WHAT NEEDS TO BE DONE: Your answer should be the lines of the data below that contain "JSON".

*** Begin section ***

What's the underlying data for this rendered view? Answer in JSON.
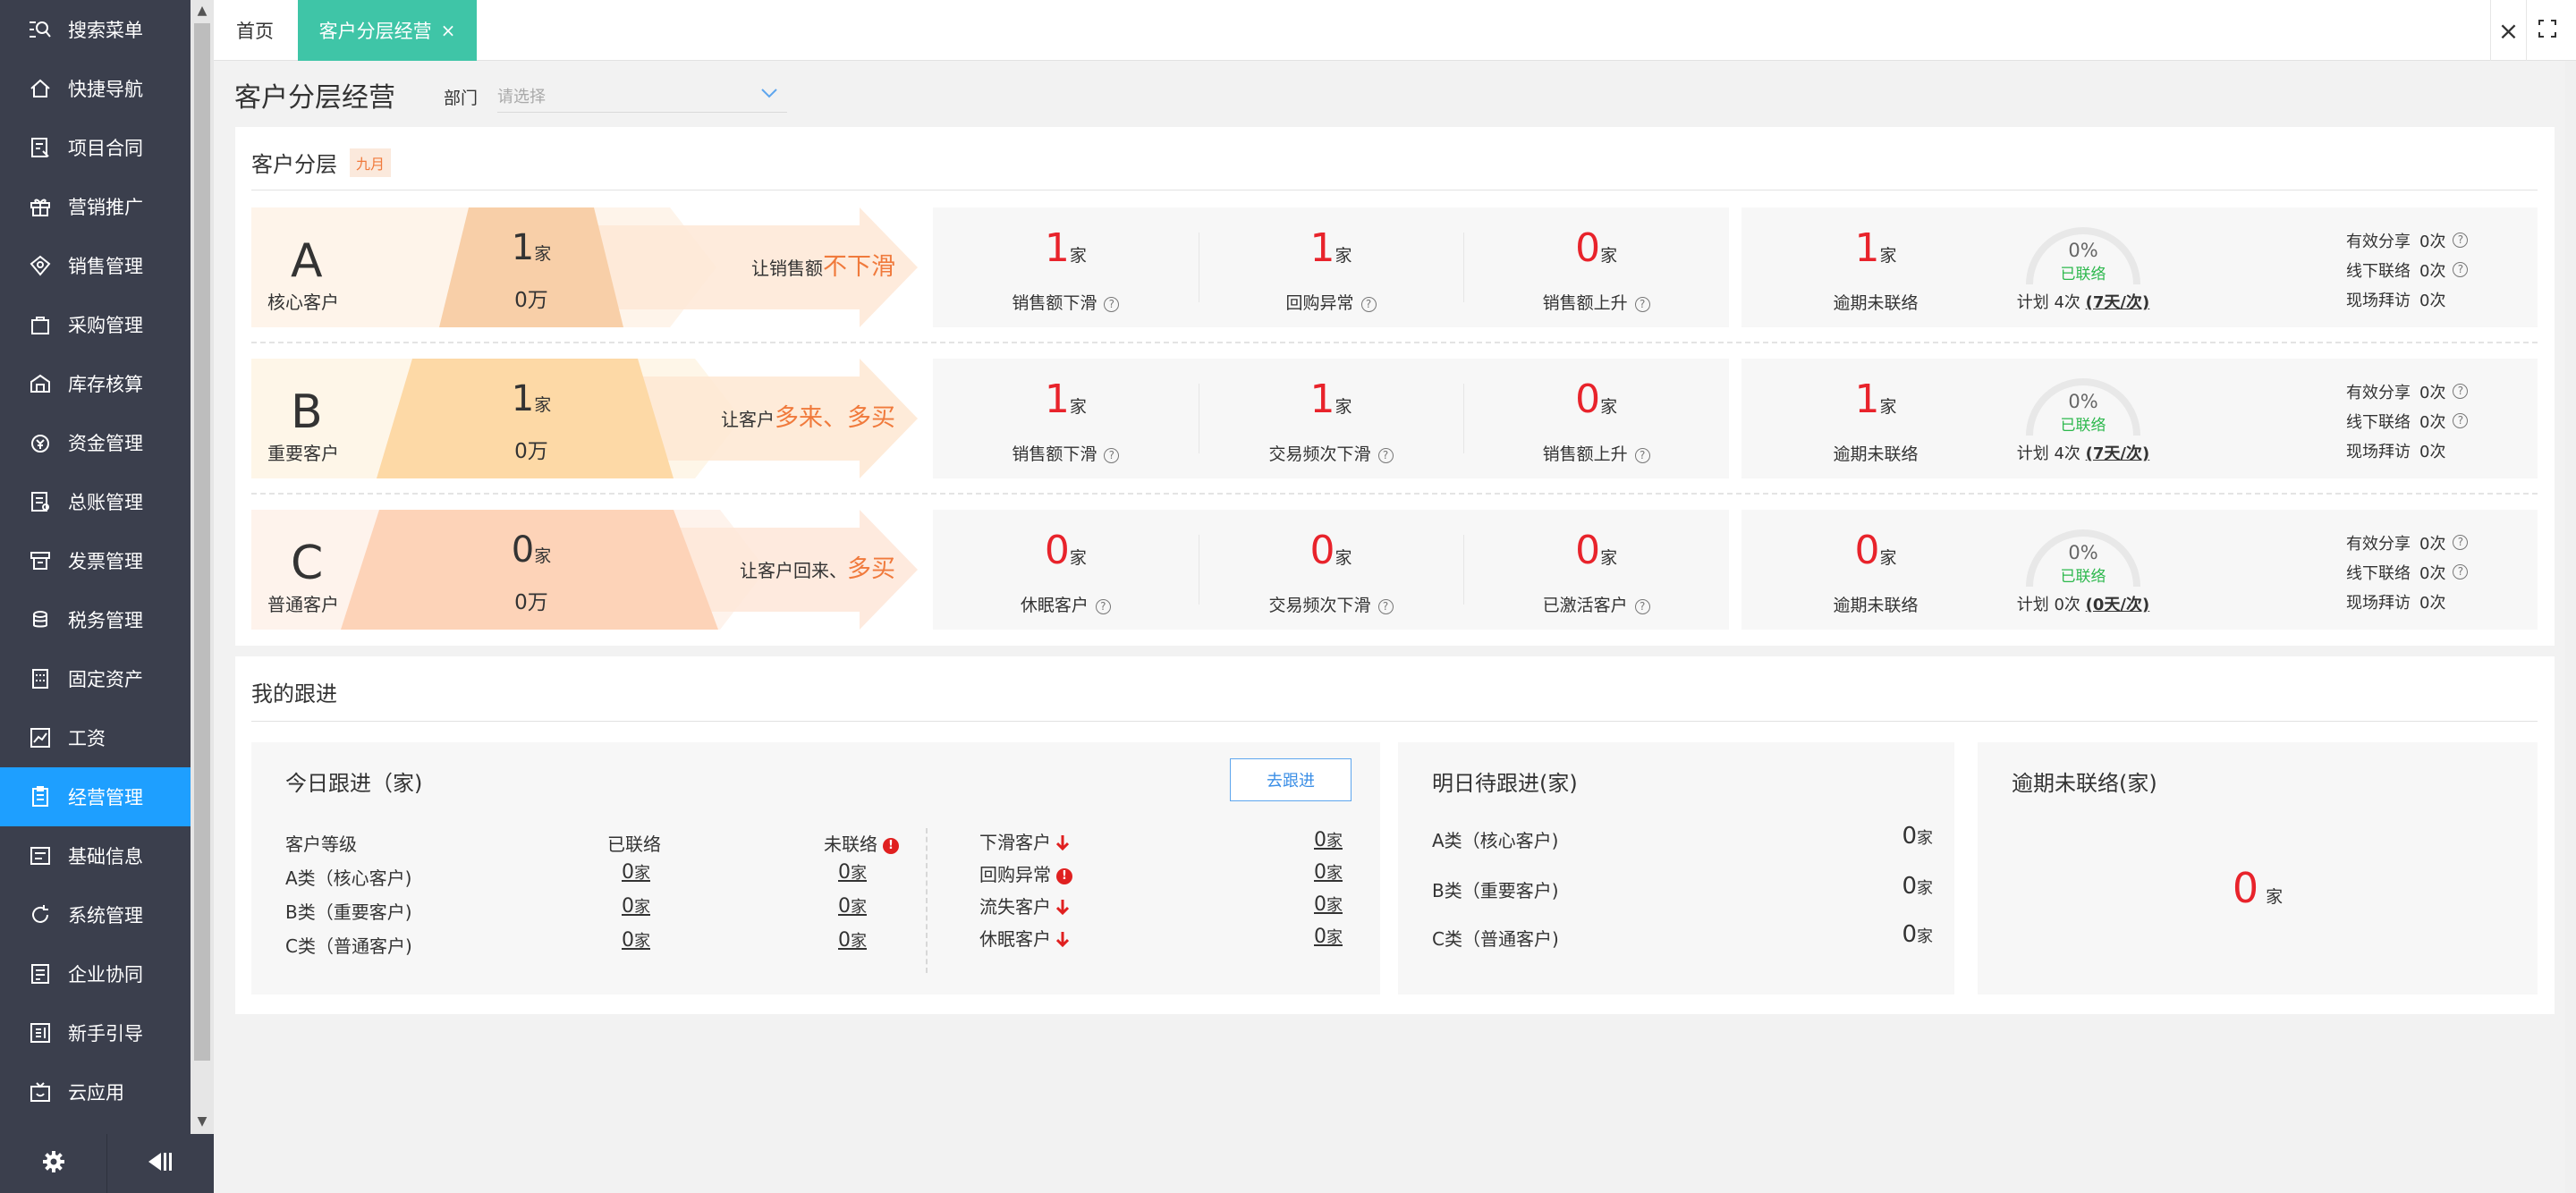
{
  "sidebar": {
    "items": [
      {
        "label": "搜索菜单",
        "icon": "search-menu-icon"
      },
      {
        "label": "快捷导航",
        "icon": "home-icon"
      },
      {
        "label": "项目合同",
        "icon": "contract-icon"
      },
      {
        "label": "营销推广",
        "icon": "gift-icon"
      },
      {
        "label": "销售管理",
        "icon": "sales-icon"
      },
      {
        "label": "采购管理",
        "icon": "bag-icon"
      },
      {
        "label": "库存核算",
        "icon": "warehouse-icon"
      },
      {
        "label": "资金管理",
        "icon": "money-icon"
      },
      {
        "label": "总账管理",
        "icon": "ledger-icon"
      },
      {
        "label": "发票管理",
        "icon": "invoice-icon"
      },
      {
        "label": "税务管理",
        "icon": "tax-icon"
      },
      {
        "label": "固定资产",
        "icon": "building-icon"
      },
      {
        "label": "工资",
        "icon": "chart-icon"
      },
      {
        "label": "经营管理",
        "icon": "clipboard-icon",
        "active": true
      },
      {
        "label": "基础信息",
        "icon": "list-icon"
      },
      {
        "label": "系统管理",
        "icon": "refresh-icon"
      },
      {
        "label": "企业协同",
        "icon": "document-icon"
      },
      {
        "label": "新手引导",
        "icon": "guide-icon"
      },
      {
        "label": "云应用",
        "icon": "tv-icon"
      }
    ],
    "active_color": "#1e9fff"
  },
  "tabs": {
    "home": "首页",
    "active": "客户分层经营",
    "active_color": "#3fc5a7"
  },
  "page": {
    "title": "客户分层经营",
    "dept_label": "部门",
    "dept_placeholder": "请选择"
  },
  "layering": {
    "title": "客户分层",
    "month": "九月",
    "tiers": [
      {
        "letter": "A",
        "name": "核心客户",
        "count": "1",
        "count_unit": "家",
        "amount": "0万",
        "slogan_prefix": "让销售额",
        "slogan_accent": "不下滑",
        "metrics": [
          {
            "value": "1",
            "unit": "家",
            "label": "销售额下滑"
          },
          {
            "value": "1",
            "unit": "家",
            "label": "回购异常"
          },
          {
            "value": "0",
            "unit": "家",
            "label": "销售额上升"
          }
        ],
        "overdue": {
          "value": "1",
          "unit": "家",
          "label": "逾期未联络"
        },
        "gauge": {
          "percent": "0%",
          "status": "已联络"
        },
        "plan": {
          "prefix": "计划",
          "count": "4次",
          "freq": "(7天/次)"
        },
        "stats": [
          {
            "label": "有效分享",
            "value": "0次",
            "help": true
          },
          {
            "label": "线下联络",
            "value": "0次",
            "help": true
          },
          {
            "label": "现场拜访",
            "value": "0次",
            "help": false
          }
        ]
      },
      {
        "letter": "B",
        "name": "重要客户",
        "count": "1",
        "count_unit": "家",
        "amount": "0万",
        "slogan_prefix": "让客户",
        "slogan_accent": "多来、多买",
        "metrics": [
          {
            "value": "1",
            "unit": "家",
            "label": "销售额下滑"
          },
          {
            "value": "1",
            "unit": "家",
            "label": "交易频次下滑"
          },
          {
            "value": "0",
            "unit": "家",
            "label": "销售额上升"
          }
        ],
        "overdue": {
          "value": "1",
          "unit": "家",
          "label": "逾期未联络"
        },
        "gauge": {
          "percent": "0%",
          "status": "已联络"
        },
        "plan": {
          "prefix": "计划",
          "count": "4次",
          "freq": "(7天/次)"
        },
        "stats": [
          {
            "label": "有效分享",
            "value": "0次",
            "help": true
          },
          {
            "label": "线下联络",
            "value": "0次",
            "help": true
          },
          {
            "label": "现场拜访",
            "value": "0次",
            "help": false
          }
        ]
      },
      {
        "letter": "C",
        "name": "普通客户",
        "count": "0",
        "count_unit": "家",
        "amount": "0万",
        "slogan_prefix": "让客户回来、",
        "slogan_accent": "多买",
        "metrics": [
          {
            "value": "0",
            "unit": "家",
            "label": "休眠客户"
          },
          {
            "value": "0",
            "unit": "家",
            "label": "交易频次下滑"
          },
          {
            "value": "0",
            "unit": "家",
            "label": "已激活客户"
          }
        ],
        "overdue": {
          "value": "0",
          "unit": "家",
          "label": "逾期未联络"
        },
        "gauge": {
          "percent": "0%",
          "status": "已联络"
        },
        "plan": {
          "prefix": "计划",
          "count": "0次",
          "freq": "(0天/次)"
        },
        "stats": [
          {
            "label": "有效分享",
            "value": "0次",
            "help": true
          },
          {
            "label": "线下联络",
            "value": "0次",
            "help": true
          },
          {
            "label": "现场拜访",
            "value": "0次",
            "help": false
          }
        ]
      }
    ]
  },
  "follow": {
    "title": "我的跟进",
    "today": {
      "title": "今日跟进（家)",
      "button": "去跟进",
      "headers": {
        "level": "客户等级",
        "contacted": "已联络",
        "not_contacted": "未联络"
      },
      "rows": [
        {
          "label": "A类（核心客户)",
          "contacted": "0",
          "not_contacted": "0"
        },
        {
          "label": "B类（重要客户)",
          "contacted": "0",
          "not_contacted": "0"
        },
        {
          "label": "C类（普通客户)",
          "contacted": "0",
          "not_contacted": "0"
        }
      ],
      "side": [
        {
          "label": "下滑客户",
          "mark": "down",
          "value": "0"
        },
        {
          "label": "回购异常",
          "mark": "alert",
          "value": "0"
        },
        {
          "label": "流失客户",
          "mark": "down",
          "value": "0"
        },
        {
          "label": "休眠客户",
          "mark": "down",
          "value": "0"
        }
      ],
      "unit": "家"
    },
    "tomorrow": {
      "title": "明日待跟进(家)",
      "rows": [
        {
          "label": "A类（核心客户)",
          "value": "0",
          "unit": "家"
        },
        {
          "label": "B类（重要客户)",
          "value": "0",
          "unit": "家"
        },
        {
          "label": "C类（普通客户)",
          "value": "0",
          "unit": "家"
        }
      ]
    },
    "overdue": {
      "title": "逾期未联络(家)",
      "value": "0",
      "unit": "家"
    }
  }
}
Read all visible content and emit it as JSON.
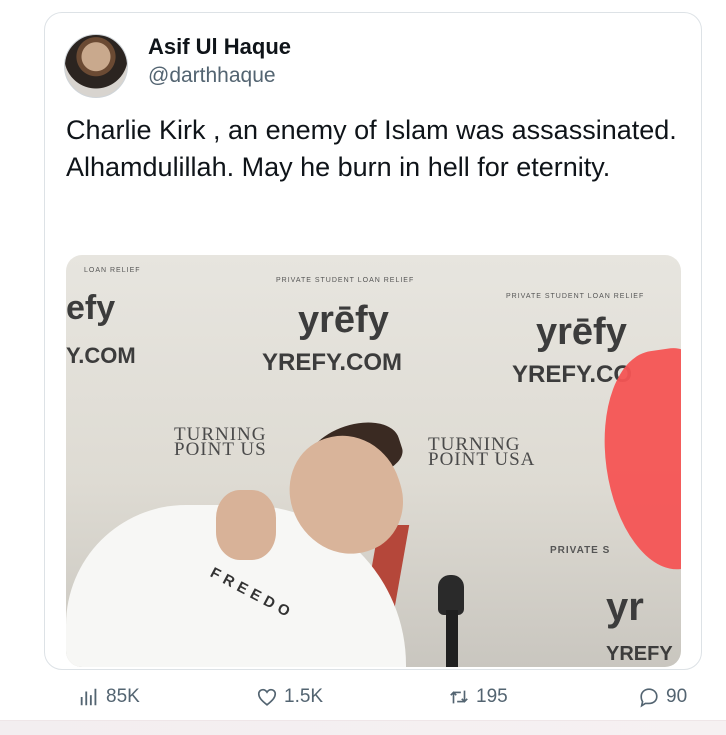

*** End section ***

SOLUTION TO THIS TASK:
What's the underlying data for this rendered view? Answer in JSON.
Read all visible content and emit it as JSON.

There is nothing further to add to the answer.